((
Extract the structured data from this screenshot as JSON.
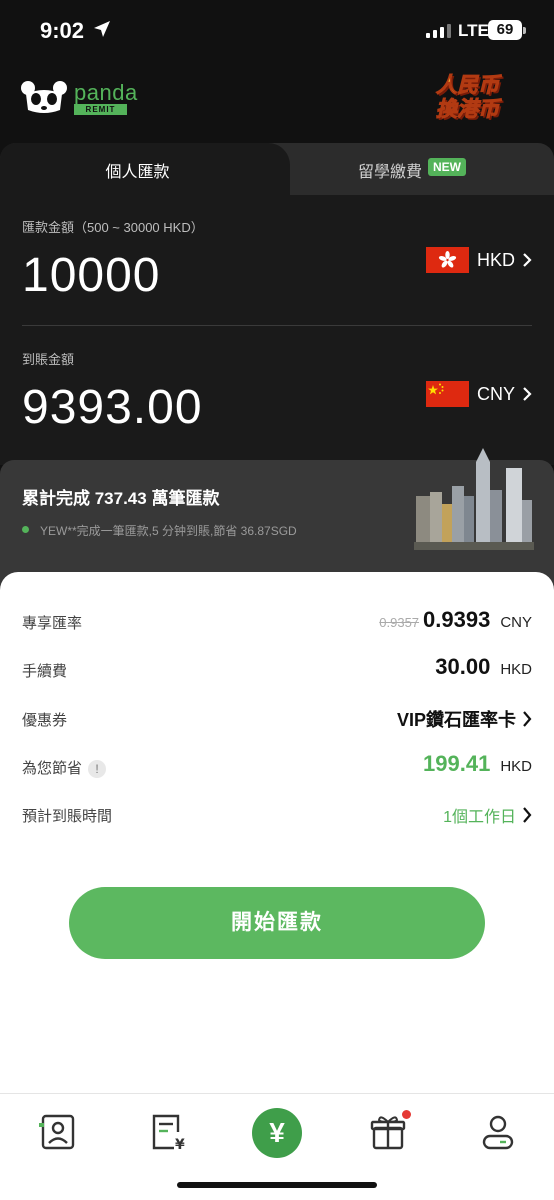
{
  "status_bar": {
    "time": "9:02",
    "network": "LTE",
    "battery": "69"
  },
  "header": {
    "logo_text": "panda",
    "logo_badge": "REMIT",
    "promo_line1": "人民币",
    "promo_line2": "換港币"
  },
  "tabs": [
    {
      "label": "個人匯款",
      "active": true
    },
    {
      "label": "留學繳費",
      "badge": "NEW",
      "active": false
    }
  ],
  "send": {
    "label": "匯款金額（500 ~ 30000 HKD）",
    "amount": "10000",
    "currency": "HKD"
  },
  "receive": {
    "label": "到賬金額",
    "amount": "9393.00",
    "currency": "CNY"
  },
  "stats": {
    "title": "累計完成 737.43 萬筆匯款",
    "ticker": "YEW**完成一筆匯款,5 分钟到賬,節省 36.87SGD"
  },
  "details": {
    "rate": {
      "label": "專享匯率",
      "old": "0.9357",
      "value": "0.9393",
      "unit": "CNY"
    },
    "fee": {
      "label": "手續費",
      "value": "30.00",
      "unit": "HKD"
    },
    "coupon": {
      "label": "優惠券",
      "value": "VIP鑽石匯率卡"
    },
    "savings": {
      "label": "為您節省",
      "info": "!",
      "value": "199.41",
      "unit": "HKD"
    },
    "eta": {
      "label": "預計到賬時間",
      "value": "1個工作日"
    }
  },
  "cta": {
    "label": "開始匯款"
  },
  "nav": {
    "center_symbol": "¥"
  },
  "colors": {
    "brand": "#54b35a",
    "dark_bg": "#111111",
    "accent_red": "#e53935"
  }
}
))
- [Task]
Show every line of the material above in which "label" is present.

- [Written solution]
      "label": "個人匯款",
      "label": "留學繳費",
    "label": "匯款金額（500 ~ 30000 HKD）",
    "label": "到賬金額",
      "label": "專享匯率",
      "label": "手續費",
      "label": "優惠券",
      "label": "為您節省",
      "label": "預計到賬時間",
    "label": "開始匯款"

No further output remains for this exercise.